A chart of annual training volume in hours and elevation gain
Annual training volume: The years noted represent the competitive season. For training, those years started in the preceding April and ending in March of the year listed. My annual training was philosophically correct, but unfortunately inconsistent. The last three years were the most productive with a noticeable volume increase for 2019. My volume peaked at 736 hours and just under 229,000 vertical meters.

VO2 max isn’t a big factor in performance

Between 2013 and 2019, my threshold paces increased by significant amounts. My increase in VO2max was much less.

For a long time, physiologists have known that VO2max isn’t the best predictor of performance. But the popular press won’t give it up. It’s a sticky idea that’s easy to grasp. Much easier than the complexity of endurance training.

Not only did my VO2 not change that much, but it was never world-class to begin with.

…unless the relationship between VO2 max and threshold paces is non-linear

Could it be the case that a 1% increase in VO2 max equals a ~5% increase in anaerobic threshold and a ~6% increase in aerobic? If that relationship holds, then it would explain the pace changes that I’ve had in the last six years.

But… if I had trained in my 30s, and my VO2 max was 7% higher, would my anaerobic threshold pace have been 35% faster than it is today? And my aerobic threshold pace, 42% faster?

I have no idea, but I doubt it. Those increases seem too good to be true.

What now?

I’ve finished my short-course skimo experiment. It’s not something that I want to repeat, especially something like this past season. Staying fast over three months of races is exhausting. Not only physically; the mental fatigue is huge.

But loss aversion is a powerful force. I have a lot of training knowledge, and I’m 45. The knowledge won’t decay, but my potential will. I have, at best, another five years where I might make gains. Then an age-related decline in endurance is almost certain.

I’m sure the gains that I could make now are quite marginal. I doubt I could spend the next five years training and add another ~20+ percent to my threshold paces. If improvements occur, they’ll likely be in the low single digits.

Are marginal gains worth the significant training volume required?

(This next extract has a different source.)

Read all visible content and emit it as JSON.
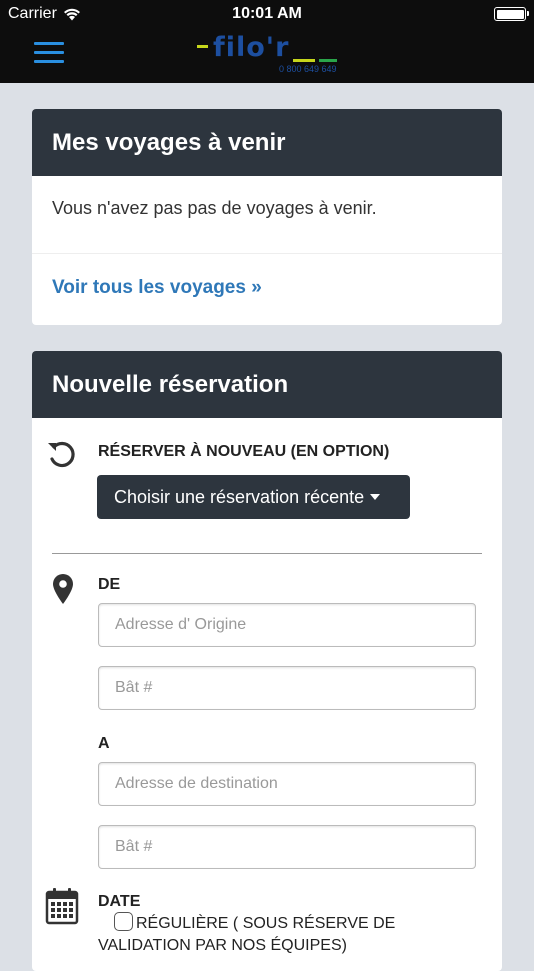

That’s the question that I need to answer.

More important than any increases in speed, I need to decide what to apply them to. Without an inspiring pursuit, I wouldn’t be able to sustain the motivation to make those gains.

Long-course skimo racing is appealing, as is cycling and getting back to climbing. However, I couldn’t ask for three more conflicting sports… Maybe an impossible balancing act will be the next challenge.

Posted in: endurance training